Your listing agent should definitely inform you of the different types of financing that could be available from incoming offers. Buyers will usually either pay cash, or obtain financing through one of the various types of mortgage loans; conventional, FHA, VA, USDA or even owner financing. Owner financing of course is the one that stands out for sellers the most as it’s the one they will be extensively involved with, but FHA, VA and USDA also require a little bit of seller involvement.
An FHA is backed by the Federal housing administration and borrowers will pay for mortgage insurance protecting the lender from a loss if the buyer defaults on the loan. This can add a few hundred dollars to the loan each year until it is removed. Just about any mortgage officer or lender can offer an FHA loan and borrowers are responsible for 3.5% down payment rather than the typical 10-20% on a conventional loan.
If your buyer presents an offer with a financing contingency based on an FHA loan, it helps to understand the details behind it. Most issues are non-issues and many times loans go through just fine, but there are details you need to be aware of. Understanding all of the factors involved will let you make a better decision on whether or not to accept an FHA loan.
You’re selling a condominium.

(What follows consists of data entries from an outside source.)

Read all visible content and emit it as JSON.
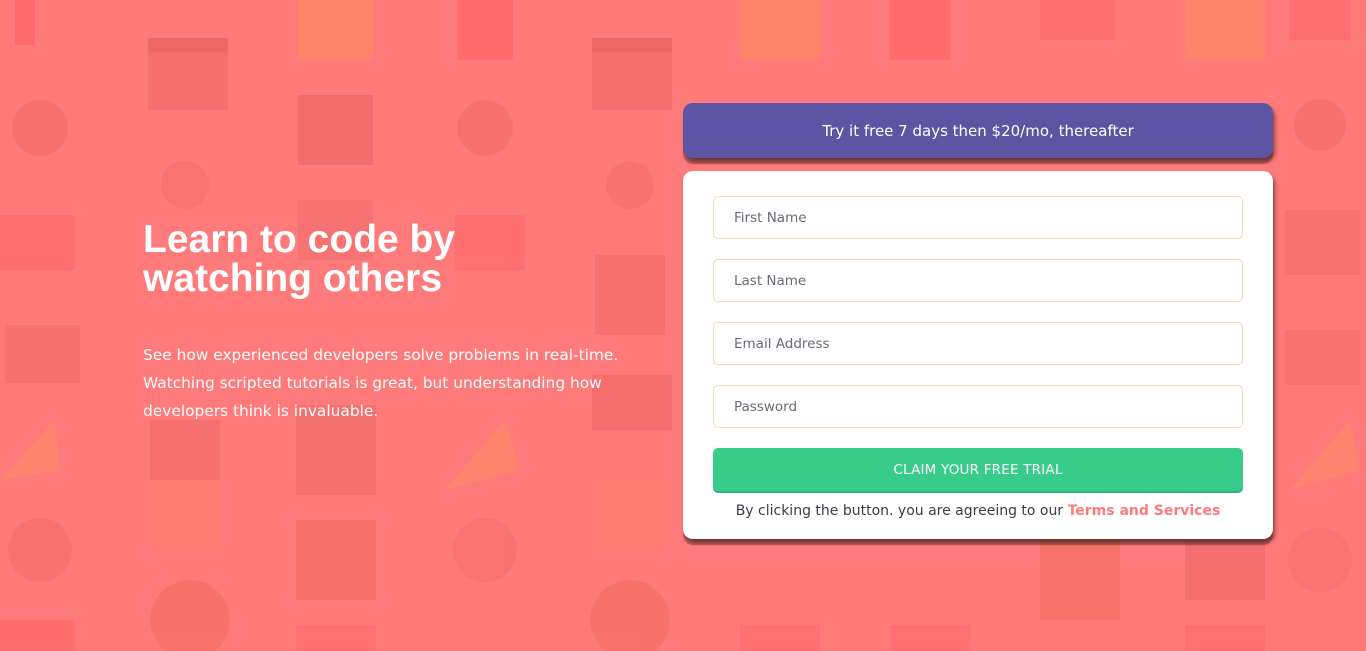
{
  "hero": {
    "title": "Learn to code by watching others",
    "description": "See how experienced developers solve problems in real-time. Watching scripted tutorials is great, but understanding how developers think is invaluable."
  },
  "promo": {
    "text": "Try it free 7 days then $20/mo, thereafter"
  },
  "form": {
    "first_name_placeholder": "First Name",
    "last_name_placeholder": "Last Name",
    "email_placeholder": "Email Address",
    "password_placeholder": "Password",
    "submit_label": "CLAIM YOUR FREE TRIAL",
    "terms_prefix": "By clicking the button. you are agreeing to our ",
    "terms_link": "Terms and Services"
  },
  "colors": {
    "background": "#ff7a7a",
    "promo": "#5e54a4",
    "accent_green": "#38cc8b",
    "field_border": "#f3dcb0"
  }
}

If you have a condominium, townhouse or loft that you’re trying to sell, the condo association must be approved to accept FHA loans. Not all FHA lenders will approve a complex. FHA is looking for financial stability in the complex or Association and there are several requirements including no more than 50% of the property is used for commercial space, at least 50% of the units must be sold prior to endorsement, no more than 50% of the homes were bought on FHA loans, no more than 50% of the units can be rentals and no more than 15% of the units can be in arrears more than 60 days. If the complex meets all of these requirements then you should be able to get an FHA approval. We want to make sure that your complex accept FHA loans before listing the property and accepting an offer. Usually your listing agent will present this information in the personal remarks upon the listing.

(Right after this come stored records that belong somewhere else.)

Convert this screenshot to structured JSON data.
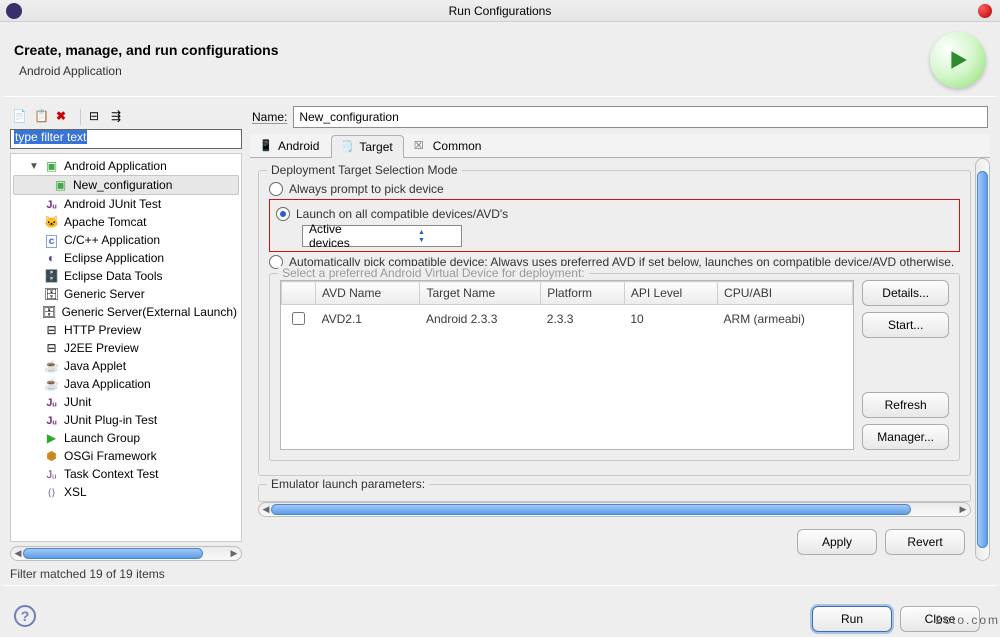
{
  "window": {
    "title": "Run Configurations"
  },
  "header": {
    "title": "Create, manage, and run configurations",
    "subtitle": "Android Application"
  },
  "sidebar": {
    "filter_placeholder": "type filter text",
    "tree": [
      {
        "label": "Android Application",
        "icon": "cfg-android",
        "expanded": true,
        "children": [
          {
            "label": "New_configuration",
            "icon": "cfg-android",
            "selected": true
          }
        ]
      },
      {
        "label": "Android JUnit Test",
        "icon": "cfg-junitA"
      },
      {
        "label": "Apache Tomcat",
        "icon": "cfg-tomcat"
      },
      {
        "label": "C/C++ Application",
        "icon": "cfg-c"
      },
      {
        "label": "Eclipse Application",
        "icon": "cfg-eclipse"
      },
      {
        "label": "Eclipse Data Tools",
        "icon": "cfg-data"
      },
      {
        "label": "Generic Server",
        "icon": "cfg-server"
      },
      {
        "label": "Generic Server(External Launch)",
        "icon": "cfg-server"
      },
      {
        "label": "HTTP Preview",
        "icon": "cfg-http"
      },
      {
        "label": "J2EE Preview",
        "icon": "cfg-j2ee"
      },
      {
        "label": "Java Applet",
        "icon": "cfg-applet"
      },
      {
        "label": "Java Application",
        "icon": "cfg-java"
      },
      {
        "label": "JUnit",
        "icon": "cfg-junit"
      },
      {
        "label": "JUnit Plug-in Test",
        "icon": "cfg-junit"
      },
      {
        "label": "Launch Group",
        "icon": "cfg-launch"
      },
      {
        "label": "OSGi Framework",
        "icon": "cfg-osgi"
      },
      {
        "label": "Task Context Test",
        "icon": "cfg-task"
      },
      {
        "label": "XSL",
        "icon": "cfg-xsl"
      }
    ],
    "filter_status": "Filter matched 19 of 19 items"
  },
  "main": {
    "name_label": "Name:",
    "name_value": "New_configuration",
    "tabs": {
      "android": "Android",
      "target": "Target",
      "common": "Common",
      "active": "target"
    },
    "deployment_mode": {
      "legend": "Deployment Target Selection Mode",
      "opt_prompt": "Always prompt to pick device",
      "opt_launch_all": "Launch on all compatible devices/AVD's",
      "launch_select_value": "Active devices",
      "opt_auto": "Automatically pick compatible device: Always uses preferred AVD if set below, launches on compatible device/AVD otherwise.",
      "avd_legend": "Select a preferred Android Virtual Device for deployment:",
      "columns": {
        "c0": "",
        "c1": "AVD Name",
        "c2": "Target Name",
        "c3": "Platform",
        "c4": "API Level",
        "c5": "CPU/ABI"
      },
      "rows": [
        {
          "checked": false,
          "avd": "AVD2.1",
          "target": "Android 2.3.3",
          "platform": "2.3.3",
          "api": "10",
          "cpu": "ARM (armeabi)"
        }
      ],
      "btn_details": "Details...",
      "btn_start": "Start...",
      "btn_refresh": "Refresh",
      "btn_manager": "Manager..."
    },
    "emulator_legend": "Emulator launch parameters:"
  },
  "buttons": {
    "apply": "Apply",
    "revert": "Revert",
    "run": "Run",
    "close": "Close"
  },
  "watermark": "2cto.com"
}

If the home needs repairs.
Typically, a homes that sell “As Is” are in need of repair and many FHA loans will not be approved on a home that is in dire need of a lot of repairs. There are common inspection issues that many FHA inspectors will flag by an appraiser including peeling paint in homes constructed prior to 1978, inoperable heating and cooling systems, exposed wiring, duct-work or piping, broken windows or gutters, pest issues, standing water, mold or mildew, faulty issues and water heaters or furnaces, exterior doors that are not secured or hazardous and safety issues. If you’re unsure of whether or not your home needs these types of repairs, talk with the listing agent prior to listing the home and accepting FHA offers. If the listing agent feels that the home has it too many repairs to accept an FHA offer then you can either take care of these issues ahead of time or simply not accept FHA offers.
Low appraisal issues.

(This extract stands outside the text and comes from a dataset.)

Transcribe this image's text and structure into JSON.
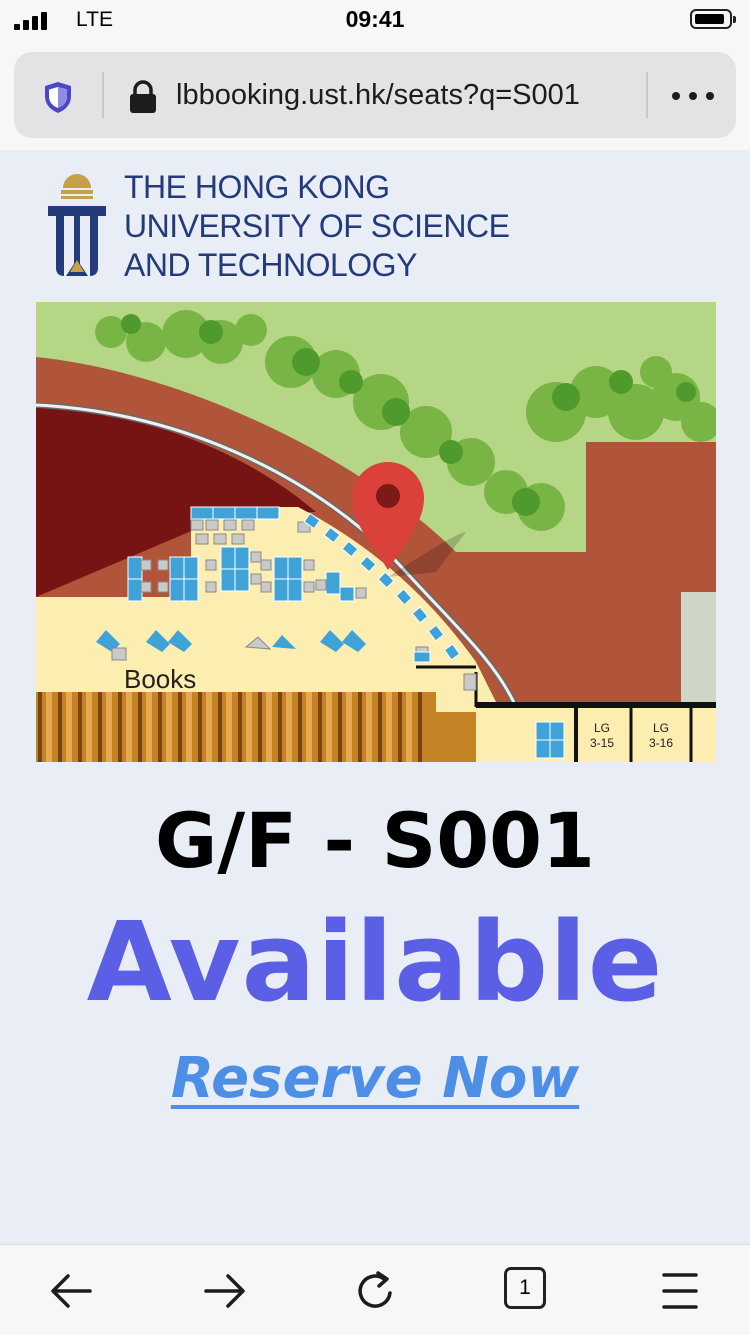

If the appraisal comes in lower than the asking price or even the offer price, you can run into problems selling to an FHA buyer who’s planning on making the minimum down payment. If the home is appraised for lower than the agreed-upon price, this translates to the lender that the buyer is asking for more than the house is worth from the FHA lender. The only option is to sell the home at the lower price or refuse the offer altogether. Selling to a conventional buyer, one in which can make a 20% down payment, this usually will not be that big of deal. The buyer can typically bring in extra cash to make up the difference if they choose and you can still sell at the higher price.
A buyer with less than perfect credit.
Most buyers that use an FHA loan are either first-time home buyers or those with less than perfect credit. Buyers can apply with credit scores as low as 580 where traditional loan usually requires at least 620. Borrowers with the less than 580 will need to put 10% down, which may be difficult to do. You’ll want to make sure that the buyer is pre-approved, even though this is not final approval. If you know that the buyer has at least on some financial homework and has the money for an earnest money deposit, inspection and down payment, and they have been pre-approved, the deal most likely will follow through. However, this is something to be aware of; everybody has to start somewhere.
Accepting an FHA offer is really no different from a conventional but there are different stipulations and requirements and applying for the loan. These are things to be aware of so that you’re not blindsided with major financial issues down the line. It’s good to know the differences between the loans so that you are well aware of what you’re dealing with.
For more information on FHA loans, getting pre-approved, listing your home or if you simply have questions about real estate in Ozaukee and Washington County contact my office today.